Getting In Gear: The Top 5 questions to ask about sport injuries“Into every life a little rain must fall.” In the case of training for a race, you might say, “Into every run, a little ache or pain might happen.” Injuries are common for first time and less experienced runners. How do you know when it’s serious or something you can work through?
By: Tracy Briggs, INFORUM
“Into every life a little rain must fall.” In the case of training for a race, you might say, “Into every run, a little ache or pain might happen.”
Injuries are common for first time and less experienced runners. How do you know when it’s serious or something you can work through?
In week #9 of Getting in Gear with Josh and Erin, Essentia Sports Medicine physician Dr. Dan Ostlie gives our runners,Erin Mayer and Josh Thomas, advice on when to bring in the ice packs and when to tough it out and tells them about some common injuries they might face.
The top 5 questions to ask about running injuries -
1. When is it serious and when is it just soreness?
Ostlie says most of the time the aches and pains runners face are just a matter of bodies getting acclimated to their new activity.

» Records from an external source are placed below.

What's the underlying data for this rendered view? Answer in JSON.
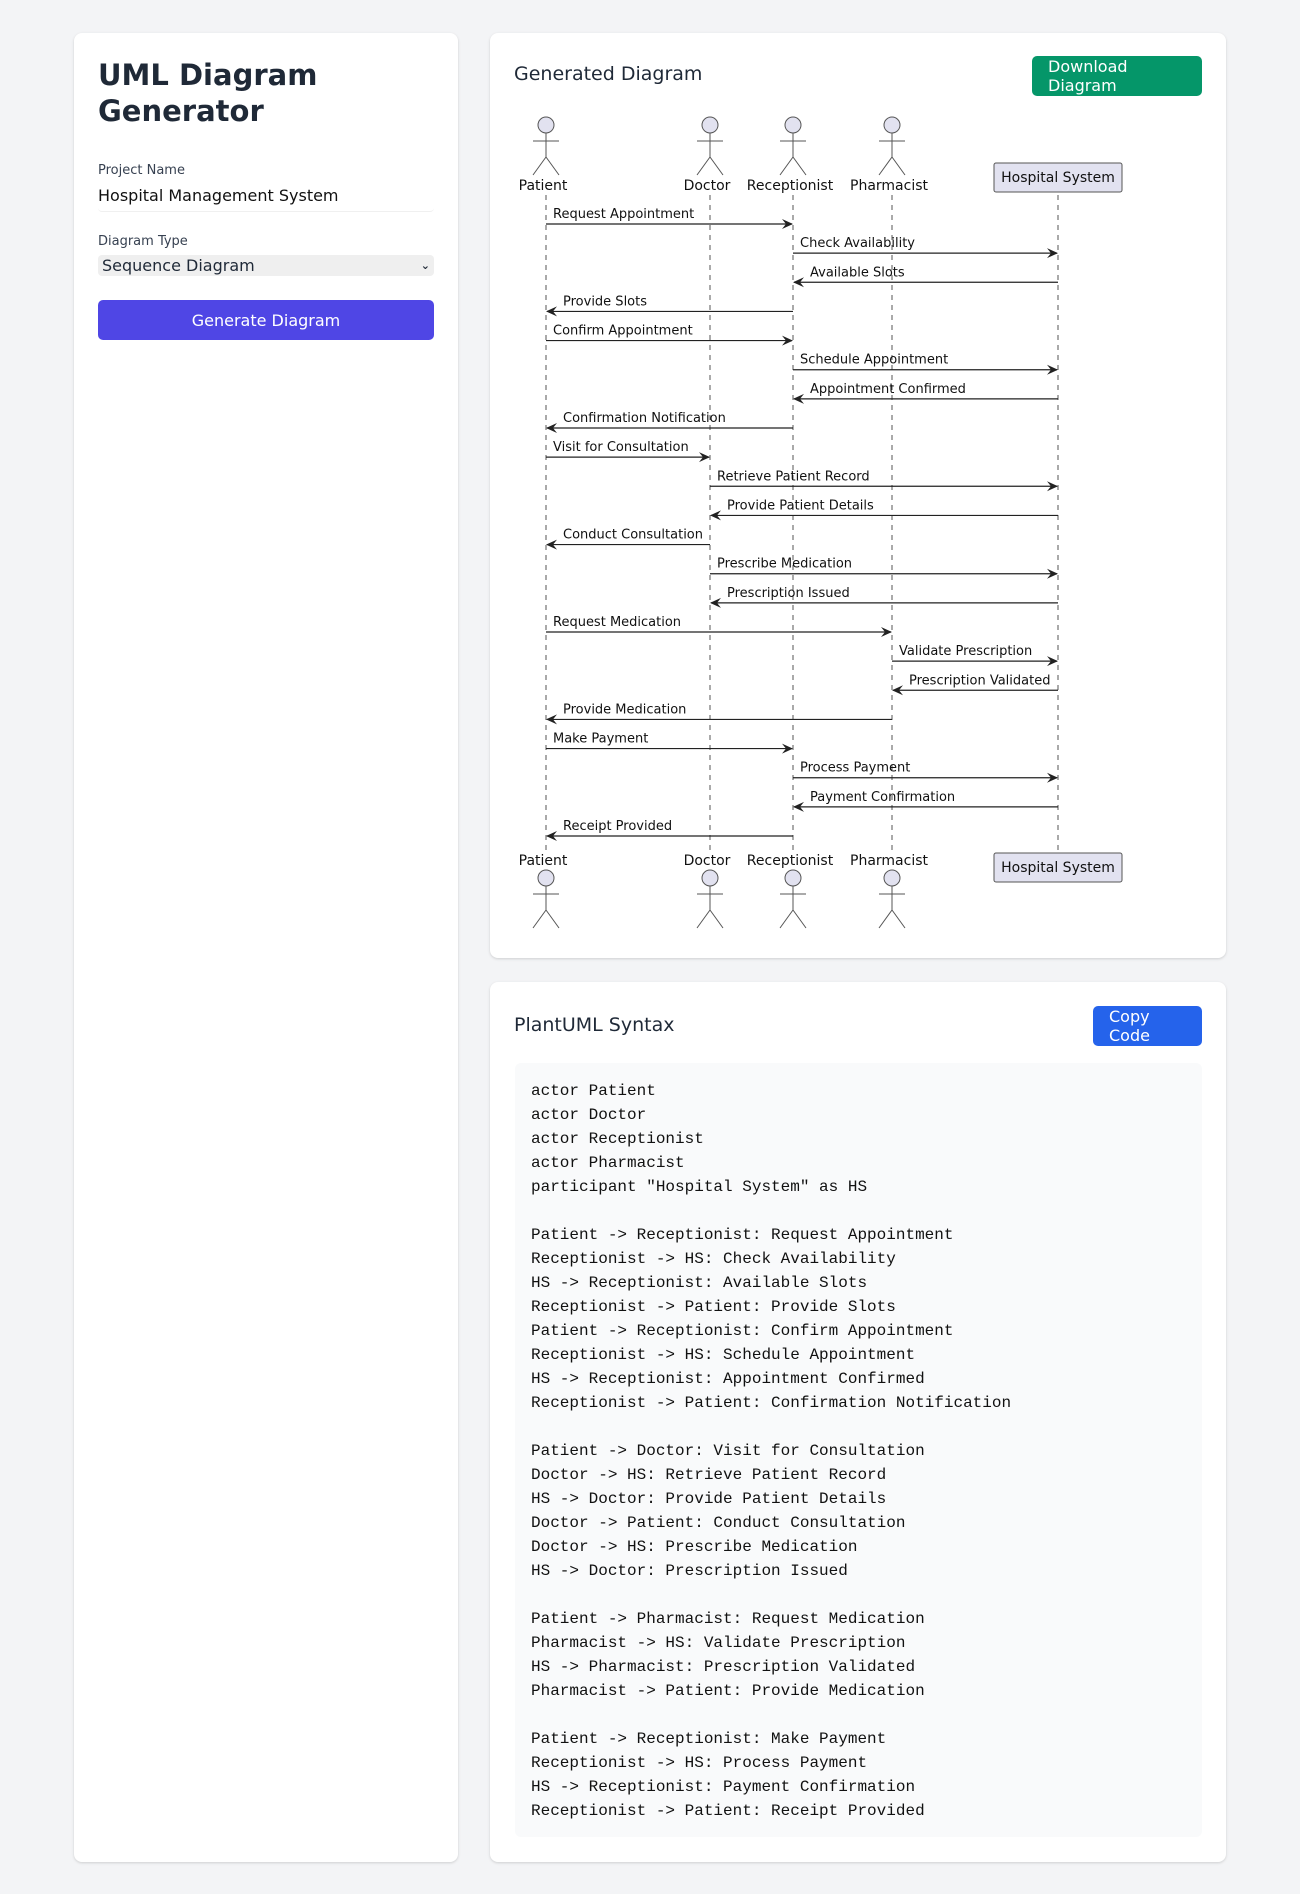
{
  "sidebar": {
    "title": "UML Diagram Generator",
    "project_name_label": "Project Name",
    "project_name_value": "Hospital Management System",
    "diagram_type_label": "Diagram Type",
    "diagram_type_value": "Sequence Diagram",
    "generate_button": "Generate Diagram"
  },
  "diagram_panel": {
    "title": "Generated Diagram",
    "download_button": "Download Diagram",
    "colors": {
      "actor_fill": "#e2e2f0",
      "line": "#555555",
      "download": "#059669",
      "generate": "#4f46e5",
      "copy": "#2563eb"
    },
    "participants": [
      {
        "name": "Patient",
        "type": "actor"
      },
      {
        "name": "Doctor",
        "type": "actor"
      },
      {
        "name": "Receptionist",
        "type": "actor"
      },
      {
        "name": "Pharmacist",
        "type": "actor"
      },
      {
        "name": "Hospital System",
        "type": "participant"
      }
    ],
    "messages": [
      {
        "from": 0,
        "to": 2,
        "text": "Request Appointment"
      },
      {
        "from": 2,
        "to": 4,
        "text": "Check Availability"
      },
      {
        "from": 4,
        "to": 2,
        "text": "Available Slots"
      },
      {
        "from": 2,
        "to": 0,
        "text": "Provide Slots"
      },
      {
        "from": 0,
        "to": 2,
        "text": "Confirm Appointment"
      },
      {
        "from": 2,
        "to": 4,
        "text": "Schedule Appointment"
      },
      {
        "from": 4,
        "to": 2,
        "text": "Appointment Confirmed"
      },
      {
        "from": 2,
        "to": 0,
        "text": "Confirmation Notification"
      },
      {
        "from": 0,
        "to": 1,
        "text": "Visit for Consultation"
      },
      {
        "from": 1,
        "to": 4,
        "text": "Retrieve Patient Record"
      },
      {
        "from": 4,
        "to": 1,
        "text": "Provide Patient Details"
      },
      {
        "from": 1,
        "to": 0,
        "text": "Conduct Consultation"
      },
      {
        "from": 1,
        "to": 4,
        "text": "Prescribe Medication"
      },
      {
        "from": 4,
        "to": 1,
        "text": "Prescription Issued"
      },
      {
        "from": 0,
        "to": 3,
        "text": "Request Medication"
      },
      {
        "from": 3,
        "to": 4,
        "text": "Validate Prescription"
      },
      {
        "from": 4,
        "to": 3,
        "text": "Prescription Validated"
      },
      {
        "from": 3,
        "to": 0,
        "text": "Provide Medication"
      },
      {
        "from": 0,
        "to": 2,
        "text": "Make Payment"
      },
      {
        "from": 2,
        "to": 4,
        "text": "Process Payment"
      },
      {
        "from": 4,
        "to": 2,
        "text": "Payment Confirmation"
      },
      {
        "from": 2,
        "to": 0,
        "text": "Receipt Provided"
      }
    ]
  },
  "code_panel": {
    "title": "PlantUML Syntax",
    "copy_button": "Copy Code",
    "code": "actor Patient\nactor Doctor\nactor Receptionist\nactor Pharmacist\nparticipant \"Hospital System\" as HS\n\nPatient -> Receptionist: Request Appointment\nReceptionist -> HS: Check Availability\nHS -> Receptionist: Available Slots\nReceptionist -> Patient: Provide Slots\nPatient -> Receptionist: Confirm Appointment\nReceptionist -> HS: Schedule Appointment\nHS -> Receptionist: Appointment Confirmed\nReceptionist -> Patient: Confirmation Notification\n\nPatient -> Doctor: Visit for Consultation\nDoctor -> HS: Retrieve Patient Record\nHS -> Doctor: Provide Patient Details\nDoctor -> Patient: Conduct Consultation\nDoctor -> HS: Prescribe Medication\nHS -> Doctor: Prescription Issued\n\nPatient -> Pharmacist: Request Medication\nPharmacist -> HS: Validate Prescription\nHS -> Pharmacist: Prescription Validated\nPharmacist -> Patient: Provide Medication\n\nPatient -> Receptionist: Make Payment\nReceptionist -> HS: Process Payment\nHS -> Receptionist: Payment Confirmation\nReceptionist -> Patient: Receipt Provided"
  }
}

Muscle soreness is common and will last a couple of days. If the pain lasts more than a couple of days, keeps you up at night, or you have swelling or limping, see a doctor.
2. Who is most at risk?
If you’ve never run before or are carrying extra weight your knees will feel the pain. If you ease into training and/or lose some weight some of the pain should go away.
3. What should you do for pain?
Ostlie says he encourages runners to put ice on a sore or injured area for 20 minutes and take ibuprofen for the pain. He says heat is also fine for pain relief.
4. What is the most common injury runners face?
Ostlie says shin splints are common particularly among teenagers. Shin splints are a breakdown of the tissue along the inner lower leg bone. They cause a sharp pain on the inside part of the shin. In most cases you can work through shin splint pain. If it continues to hurt, doctors will look for stress fractures in the lower leg.
5. What is the best piece of advice doctors have to avoid injury?
Ostlie says injuries are most likely to happen when new runners try to do too much too soon. Don’t expect to roll off the couch and become a serious athlete. Ease into any activity.
For more tips on avoiding sports injuries check out the Getting in Gear with Josh and Erin blog at gettingingear.areavoices.com